ACTIVITY
The whole listing should be retyped exactly as it appears.

DATA UNDER STUDY

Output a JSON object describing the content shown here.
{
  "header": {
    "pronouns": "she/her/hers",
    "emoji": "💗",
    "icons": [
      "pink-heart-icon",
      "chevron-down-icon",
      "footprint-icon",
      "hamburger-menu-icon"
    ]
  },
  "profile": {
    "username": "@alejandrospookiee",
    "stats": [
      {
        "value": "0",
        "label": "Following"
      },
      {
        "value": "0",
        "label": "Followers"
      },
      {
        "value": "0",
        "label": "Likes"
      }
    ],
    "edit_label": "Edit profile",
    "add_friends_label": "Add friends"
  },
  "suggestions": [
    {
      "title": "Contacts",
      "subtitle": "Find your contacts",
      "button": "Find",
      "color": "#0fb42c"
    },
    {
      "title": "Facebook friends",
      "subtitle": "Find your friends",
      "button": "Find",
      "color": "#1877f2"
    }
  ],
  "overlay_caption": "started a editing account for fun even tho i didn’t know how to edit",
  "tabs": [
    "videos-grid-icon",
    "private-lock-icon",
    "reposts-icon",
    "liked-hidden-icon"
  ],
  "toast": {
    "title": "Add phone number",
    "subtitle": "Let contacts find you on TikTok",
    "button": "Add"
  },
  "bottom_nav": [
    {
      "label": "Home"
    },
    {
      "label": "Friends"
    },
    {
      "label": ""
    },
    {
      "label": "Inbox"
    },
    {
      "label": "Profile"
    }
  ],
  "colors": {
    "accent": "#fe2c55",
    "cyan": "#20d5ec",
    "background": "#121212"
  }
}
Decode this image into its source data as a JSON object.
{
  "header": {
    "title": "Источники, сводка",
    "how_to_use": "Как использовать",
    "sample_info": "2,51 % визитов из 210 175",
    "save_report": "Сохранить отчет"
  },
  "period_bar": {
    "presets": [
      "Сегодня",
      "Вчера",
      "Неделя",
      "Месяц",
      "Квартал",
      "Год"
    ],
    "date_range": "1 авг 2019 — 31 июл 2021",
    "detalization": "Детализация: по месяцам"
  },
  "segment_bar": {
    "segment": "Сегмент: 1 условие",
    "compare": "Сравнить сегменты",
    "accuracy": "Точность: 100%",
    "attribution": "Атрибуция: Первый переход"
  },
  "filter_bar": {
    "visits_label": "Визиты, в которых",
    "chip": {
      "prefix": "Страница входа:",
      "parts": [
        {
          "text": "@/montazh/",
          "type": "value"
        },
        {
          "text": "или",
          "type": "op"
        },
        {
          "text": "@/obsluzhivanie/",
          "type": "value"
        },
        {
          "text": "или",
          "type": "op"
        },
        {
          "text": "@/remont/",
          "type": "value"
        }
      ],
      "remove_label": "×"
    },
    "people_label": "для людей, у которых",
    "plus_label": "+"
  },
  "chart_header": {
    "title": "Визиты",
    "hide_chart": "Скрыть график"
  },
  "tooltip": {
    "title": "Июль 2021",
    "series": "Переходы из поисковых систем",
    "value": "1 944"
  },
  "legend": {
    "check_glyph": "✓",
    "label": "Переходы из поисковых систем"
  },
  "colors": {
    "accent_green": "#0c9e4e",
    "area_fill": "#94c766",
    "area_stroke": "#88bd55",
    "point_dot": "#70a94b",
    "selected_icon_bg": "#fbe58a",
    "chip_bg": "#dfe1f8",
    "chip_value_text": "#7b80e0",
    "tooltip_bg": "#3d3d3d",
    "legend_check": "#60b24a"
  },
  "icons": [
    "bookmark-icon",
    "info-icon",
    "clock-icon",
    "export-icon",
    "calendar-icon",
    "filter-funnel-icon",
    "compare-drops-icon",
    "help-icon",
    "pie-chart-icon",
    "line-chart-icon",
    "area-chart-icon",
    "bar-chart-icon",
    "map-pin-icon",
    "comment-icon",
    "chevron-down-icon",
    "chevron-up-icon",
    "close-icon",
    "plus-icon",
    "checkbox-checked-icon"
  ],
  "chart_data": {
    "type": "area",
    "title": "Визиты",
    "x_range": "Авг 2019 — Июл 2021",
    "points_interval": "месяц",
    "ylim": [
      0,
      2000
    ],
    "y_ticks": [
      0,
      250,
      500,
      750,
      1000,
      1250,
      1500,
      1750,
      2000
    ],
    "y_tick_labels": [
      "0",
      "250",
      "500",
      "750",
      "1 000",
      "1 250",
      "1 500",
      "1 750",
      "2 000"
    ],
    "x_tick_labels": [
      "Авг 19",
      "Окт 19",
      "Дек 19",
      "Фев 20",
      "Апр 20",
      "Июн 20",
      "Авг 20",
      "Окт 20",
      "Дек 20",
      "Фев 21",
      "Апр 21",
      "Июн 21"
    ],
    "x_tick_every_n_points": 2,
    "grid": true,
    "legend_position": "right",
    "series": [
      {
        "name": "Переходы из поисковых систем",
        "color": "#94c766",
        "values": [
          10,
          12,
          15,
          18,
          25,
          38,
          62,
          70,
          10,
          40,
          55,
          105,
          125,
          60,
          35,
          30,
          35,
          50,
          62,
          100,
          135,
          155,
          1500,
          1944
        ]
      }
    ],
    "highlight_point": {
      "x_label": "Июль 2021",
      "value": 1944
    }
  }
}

REPLY
Output a JSON object describing the content shown here.
{
  "header": {
    "pronouns": "she/her/hers",
    "emoji": "💗",
    "icons": [
      "pink-heart-icon",
      "chevron-down-icon",
      "footprint-icon",
      "hamburger-menu-icon"
    ]
  },
  "profile": {
    "username": "@alejandrospookiee",
    "stats": [
      {
        "value": "0",
        "label": "Following"
      },
      {
        "value": "0",
        "label": "Followers"
      },
      {
        "value": "0",
        "label": "Likes"
      }
    ],
    "edit_label": "Edit profile",
    "add_friends_label": "Add friends"
  },
  "suggestions": [
    {
      "title": "Contacts",
      "subtitle": "Find your contacts",
      "button": "Find",
      "color": "#0fb42c"
    },
    {
      "title": "Facebook friends",
      "subtitle": "Find your friends",
      "button": "Find",
      "color": "#1877f2"
    }
  ],
  "overlay_caption": "started a editing account for fun even tho i didn’t know how to edit",
  "tabs": [
    "videos-grid-icon",
    "private-lock-icon",
    "reposts-icon",
    "liked-hidden-icon"
  ],
  "toast": {
    "title": "Add phone number",
    "subtitle": "Let contacts find you on TikTok",
    "button": "Add"
  },
  "bottom_nav": [
    {
      "label": "Home"
    },
    {
      "label": "Friends"
    },
    {
      "label": ""
    },
    {
      "label": "Inbox"
    },
    {
      "label": "Profile"
    }
  ],
  "colors": {
    "accent": "#fe2c55",
    "cyan": "#20d5ec",
    "background": "#121212"
  }
}
Decode this image into its source data as a JSON object.
{
  "header": {
    "title": "Источники, сводка",
    "how_to_use": "Как использовать",
    "sample_info": "2,51 % визитов из 210 175",
    "save_report": "Сохранить отчет"
  },
  "period_bar": {
    "presets": [
      "Сегодня",
      "Вчера",
      "Неделя",
      "Месяц",
      "Квартал",
      "Год"
    ],
    "date_range": "1 авг 2019 — 31 июл 2021",
    "detalization": "Детализация: по месяцам"
  },
  "segment_bar": {
    "segment": "Сегмент: 1 условие",
    "compare": "Сравнить сегменты",
    "accuracy": "Точность: 100%",
    "attribution": "Атрибуция: Первый переход"
  },
  "filter_bar": {
    "visits_label": "Визиты, в которых",
    "chip": {
      "prefix": "Страница входа:",
      "parts": [
        {
          "text": "@/montazh/",
          "type": "value"
        },
        {
          "text": "или",
          "type": "op"
        },
        {
          "text": "@/obsluzhivanie/",
          "type": "value"
        },
        {
          "text": "или",
          "type": "op"
        },
        {
          "text": "@/remont/",
          "type": "value"
        }
      ],
      "remove_label": "×"
    },
    "people_label": "для людей, у которых",
    "plus_label": "+"
  },
  "chart_header": {
    "title": "Визиты",
    "hide_chart": "Скрыть график"
  },
  "tooltip": {
    "title": "Июль 2021",
    "series": "Переходы из поисковых систем",
    "value": "1 944"
  },
  "legend": {
    "check_glyph": "✓",
    "label": "Переходы из поисковых систем"
  },
  "colors": {
    "accent_green": "#0c9e4e",
    "area_fill": "#94c766",
    "area_stroke": "#88bd55",
    "point_dot": "#70a94b",
    "selected_icon_bg": "#fbe58a",
    "chip_bg": "#dfe1f8",
    "chip_value_text": "#7b80e0",
    "tooltip_bg": "#3d3d3d",
    "legend_check": "#60b24a"
  },
  "icons": [
    "bookmark-icon",
    "info-icon",
    "clock-icon",
    "export-icon",
    "calendar-icon",
    "filter-funnel-icon",
    "compare-drops-icon",
    "help-icon",
    "pie-chart-icon",
    "line-chart-icon",
    "area-chart-icon",
    "bar-chart-icon",
    "map-pin-icon",
    "comment-icon",
    "chevron-down-icon",
    "chevron-up-icon",
    "close-icon",
    "plus-icon",
    "checkbox-checked-icon"
  ],
  "chart_data": {
    "type": "area",
    "title": "Визиты",
    "x_range": "Авг 2019 — Июл 2021",
    "points_interval": "месяц",
    "ylim": [
      0,
      2000
    ],
    "y_ticks": [
      0,
      250,
      500,
      750,
      1000,
      1250,
      1500,
      1750,
      2000
    ],
    "y_tick_labels": [
      "0",
      "250",
      "500",
      "750",
      "1 000",
      "1 250",
      "1 500",
      "1 750",
      "2 000"
    ],
    "x_tick_labels": [
      "Авг 19",
      "Окт 19",
      "Дек 19",
      "Фев 20",
      "Апр 20",
      "Июн 20",
      "Авг 20",
      "Окт 20",
      "Дек 20",
      "Фев 21",
      "Апр 21",
      "Июн 21"
    ],
    "x_tick_every_n_points": 2,
    "grid": true,
    "legend_position": "right",
    "series": [
      {
        "name": "Переходы из поисковых систем",
        "color": "#94c766",
        "values": [
          10,
          12,
          15,
          18,
          25,
          38,
          62,
          70,
          10,
          40,
          55,
          105,
          125,
          60,
          35,
          30,
          35,
          50,
          62,
          100,
          135,
          155,
          1500,
          1944
        ]
      }
    ],
    "highlight_point": {
      "x_label": "Июль 2021",
      "value": 1944
    }
  }
}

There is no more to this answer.